_WORK REQUEST_
Copy all lines below containing "Rect".

_RECORDS FOR THE TASK_

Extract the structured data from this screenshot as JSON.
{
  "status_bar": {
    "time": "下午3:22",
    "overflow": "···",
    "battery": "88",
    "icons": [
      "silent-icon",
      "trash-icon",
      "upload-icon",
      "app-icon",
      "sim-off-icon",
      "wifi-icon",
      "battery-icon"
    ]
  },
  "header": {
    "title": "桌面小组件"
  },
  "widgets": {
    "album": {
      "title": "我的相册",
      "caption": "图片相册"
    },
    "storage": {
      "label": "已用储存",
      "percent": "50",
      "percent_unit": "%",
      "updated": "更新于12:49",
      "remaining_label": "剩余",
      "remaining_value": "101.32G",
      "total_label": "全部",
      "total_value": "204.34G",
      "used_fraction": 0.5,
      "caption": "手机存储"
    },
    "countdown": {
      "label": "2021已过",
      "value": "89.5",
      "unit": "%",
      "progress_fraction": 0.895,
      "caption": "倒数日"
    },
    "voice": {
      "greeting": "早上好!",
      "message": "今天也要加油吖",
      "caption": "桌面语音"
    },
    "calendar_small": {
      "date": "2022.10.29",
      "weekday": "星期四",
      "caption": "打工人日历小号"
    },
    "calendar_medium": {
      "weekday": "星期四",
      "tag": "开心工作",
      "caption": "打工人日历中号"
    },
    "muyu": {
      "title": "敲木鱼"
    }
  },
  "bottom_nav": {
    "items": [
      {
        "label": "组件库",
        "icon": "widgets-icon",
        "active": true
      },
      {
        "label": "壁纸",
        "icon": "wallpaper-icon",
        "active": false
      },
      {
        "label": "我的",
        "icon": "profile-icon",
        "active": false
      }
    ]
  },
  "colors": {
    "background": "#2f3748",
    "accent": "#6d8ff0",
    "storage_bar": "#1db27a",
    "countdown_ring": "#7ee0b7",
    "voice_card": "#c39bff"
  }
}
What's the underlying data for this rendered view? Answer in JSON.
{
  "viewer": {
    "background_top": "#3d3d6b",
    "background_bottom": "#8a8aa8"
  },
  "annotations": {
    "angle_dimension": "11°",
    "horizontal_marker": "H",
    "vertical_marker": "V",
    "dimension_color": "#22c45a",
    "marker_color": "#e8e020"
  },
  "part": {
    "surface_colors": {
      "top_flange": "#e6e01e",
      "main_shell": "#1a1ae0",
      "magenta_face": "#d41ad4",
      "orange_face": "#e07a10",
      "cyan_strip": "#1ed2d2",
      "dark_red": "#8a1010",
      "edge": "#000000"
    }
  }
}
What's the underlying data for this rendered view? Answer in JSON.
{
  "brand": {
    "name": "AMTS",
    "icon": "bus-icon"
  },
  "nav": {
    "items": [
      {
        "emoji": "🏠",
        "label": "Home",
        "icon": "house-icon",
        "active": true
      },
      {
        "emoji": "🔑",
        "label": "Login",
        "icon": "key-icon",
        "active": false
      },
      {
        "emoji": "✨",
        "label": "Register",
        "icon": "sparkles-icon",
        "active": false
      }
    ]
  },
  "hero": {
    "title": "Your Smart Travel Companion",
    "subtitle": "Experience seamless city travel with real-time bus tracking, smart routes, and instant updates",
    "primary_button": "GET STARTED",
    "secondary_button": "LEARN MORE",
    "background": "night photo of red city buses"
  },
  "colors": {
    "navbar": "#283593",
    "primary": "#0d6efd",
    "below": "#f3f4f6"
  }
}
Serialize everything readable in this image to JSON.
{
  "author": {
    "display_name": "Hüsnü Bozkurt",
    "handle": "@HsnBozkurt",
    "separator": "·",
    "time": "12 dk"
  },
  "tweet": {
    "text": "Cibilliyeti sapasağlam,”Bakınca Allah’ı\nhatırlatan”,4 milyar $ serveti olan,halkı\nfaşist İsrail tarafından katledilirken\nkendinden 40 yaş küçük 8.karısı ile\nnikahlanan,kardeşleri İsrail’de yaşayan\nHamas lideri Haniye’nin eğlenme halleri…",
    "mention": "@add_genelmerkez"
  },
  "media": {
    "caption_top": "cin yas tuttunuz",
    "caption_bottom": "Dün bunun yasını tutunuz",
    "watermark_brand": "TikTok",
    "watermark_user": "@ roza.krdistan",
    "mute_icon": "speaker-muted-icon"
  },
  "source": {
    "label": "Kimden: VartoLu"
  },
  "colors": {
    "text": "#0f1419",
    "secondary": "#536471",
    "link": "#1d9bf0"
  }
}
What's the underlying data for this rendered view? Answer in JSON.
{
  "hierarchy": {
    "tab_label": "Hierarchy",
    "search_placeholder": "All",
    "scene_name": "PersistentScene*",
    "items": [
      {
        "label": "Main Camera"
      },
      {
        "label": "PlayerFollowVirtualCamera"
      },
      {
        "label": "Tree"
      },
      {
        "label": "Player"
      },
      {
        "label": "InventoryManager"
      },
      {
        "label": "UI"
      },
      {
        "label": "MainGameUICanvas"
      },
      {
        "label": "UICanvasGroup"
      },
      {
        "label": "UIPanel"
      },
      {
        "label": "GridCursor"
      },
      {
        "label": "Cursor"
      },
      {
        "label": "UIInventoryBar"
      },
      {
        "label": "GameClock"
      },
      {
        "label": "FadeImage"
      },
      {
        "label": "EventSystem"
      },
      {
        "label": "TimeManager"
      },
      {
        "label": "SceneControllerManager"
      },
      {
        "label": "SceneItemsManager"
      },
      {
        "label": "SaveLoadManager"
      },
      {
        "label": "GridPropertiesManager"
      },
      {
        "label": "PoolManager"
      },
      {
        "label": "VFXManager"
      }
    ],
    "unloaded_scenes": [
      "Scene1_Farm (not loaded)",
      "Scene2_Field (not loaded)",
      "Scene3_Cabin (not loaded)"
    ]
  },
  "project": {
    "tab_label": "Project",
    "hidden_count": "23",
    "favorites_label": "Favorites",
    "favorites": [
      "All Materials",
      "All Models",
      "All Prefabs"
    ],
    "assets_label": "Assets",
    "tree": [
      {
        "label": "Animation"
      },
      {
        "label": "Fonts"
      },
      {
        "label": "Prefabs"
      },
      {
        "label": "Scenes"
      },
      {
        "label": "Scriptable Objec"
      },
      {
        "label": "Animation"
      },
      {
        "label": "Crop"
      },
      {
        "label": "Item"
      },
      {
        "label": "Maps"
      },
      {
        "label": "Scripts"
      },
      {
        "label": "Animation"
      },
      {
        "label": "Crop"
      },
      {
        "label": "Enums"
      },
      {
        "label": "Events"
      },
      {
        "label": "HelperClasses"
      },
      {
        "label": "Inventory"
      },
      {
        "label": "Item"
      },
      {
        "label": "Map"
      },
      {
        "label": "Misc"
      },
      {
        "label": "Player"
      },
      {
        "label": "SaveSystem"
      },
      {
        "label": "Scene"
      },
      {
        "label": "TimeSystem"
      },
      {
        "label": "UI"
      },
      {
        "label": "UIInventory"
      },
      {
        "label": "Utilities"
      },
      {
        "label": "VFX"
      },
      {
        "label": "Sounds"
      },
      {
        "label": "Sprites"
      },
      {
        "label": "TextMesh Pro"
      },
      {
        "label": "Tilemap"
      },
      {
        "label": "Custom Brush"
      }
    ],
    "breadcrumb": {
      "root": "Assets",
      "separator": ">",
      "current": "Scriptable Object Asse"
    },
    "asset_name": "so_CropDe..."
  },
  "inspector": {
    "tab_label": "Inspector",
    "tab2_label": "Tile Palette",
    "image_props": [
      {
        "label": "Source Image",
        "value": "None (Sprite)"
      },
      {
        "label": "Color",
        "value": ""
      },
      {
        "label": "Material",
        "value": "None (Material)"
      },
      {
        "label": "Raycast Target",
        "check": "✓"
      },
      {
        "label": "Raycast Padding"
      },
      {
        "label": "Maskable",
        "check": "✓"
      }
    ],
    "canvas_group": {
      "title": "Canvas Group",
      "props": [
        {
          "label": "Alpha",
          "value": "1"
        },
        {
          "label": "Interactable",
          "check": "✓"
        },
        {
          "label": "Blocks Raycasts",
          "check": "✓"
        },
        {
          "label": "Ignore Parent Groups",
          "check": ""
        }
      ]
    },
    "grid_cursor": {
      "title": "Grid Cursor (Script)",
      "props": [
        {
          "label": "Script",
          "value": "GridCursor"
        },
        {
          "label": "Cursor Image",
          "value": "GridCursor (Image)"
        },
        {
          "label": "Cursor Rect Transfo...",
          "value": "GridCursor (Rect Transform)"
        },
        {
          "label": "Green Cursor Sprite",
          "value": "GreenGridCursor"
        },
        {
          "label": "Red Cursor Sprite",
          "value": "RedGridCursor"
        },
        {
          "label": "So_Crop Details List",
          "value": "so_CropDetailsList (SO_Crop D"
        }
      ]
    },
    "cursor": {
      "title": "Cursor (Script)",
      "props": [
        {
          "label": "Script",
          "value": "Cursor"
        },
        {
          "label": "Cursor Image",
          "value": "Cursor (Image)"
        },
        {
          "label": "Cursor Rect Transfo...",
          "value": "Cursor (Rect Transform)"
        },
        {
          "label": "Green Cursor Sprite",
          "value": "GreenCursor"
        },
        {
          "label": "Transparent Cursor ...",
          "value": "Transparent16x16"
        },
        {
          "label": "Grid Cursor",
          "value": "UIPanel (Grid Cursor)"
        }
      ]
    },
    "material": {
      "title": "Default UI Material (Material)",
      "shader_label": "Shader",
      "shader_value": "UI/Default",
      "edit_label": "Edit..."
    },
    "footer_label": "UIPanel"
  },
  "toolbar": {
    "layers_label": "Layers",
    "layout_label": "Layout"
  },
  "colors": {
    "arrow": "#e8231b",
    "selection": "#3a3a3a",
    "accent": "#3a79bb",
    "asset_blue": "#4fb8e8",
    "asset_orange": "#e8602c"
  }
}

_EXPECTED ANSWER_
          "label": "Cursor Rect Transfo...",
          "value": "GridCursor (Rect Transform)"
          "label": "Cursor Rect Transfo...",
          "value": "Cursor (Rect Transform)"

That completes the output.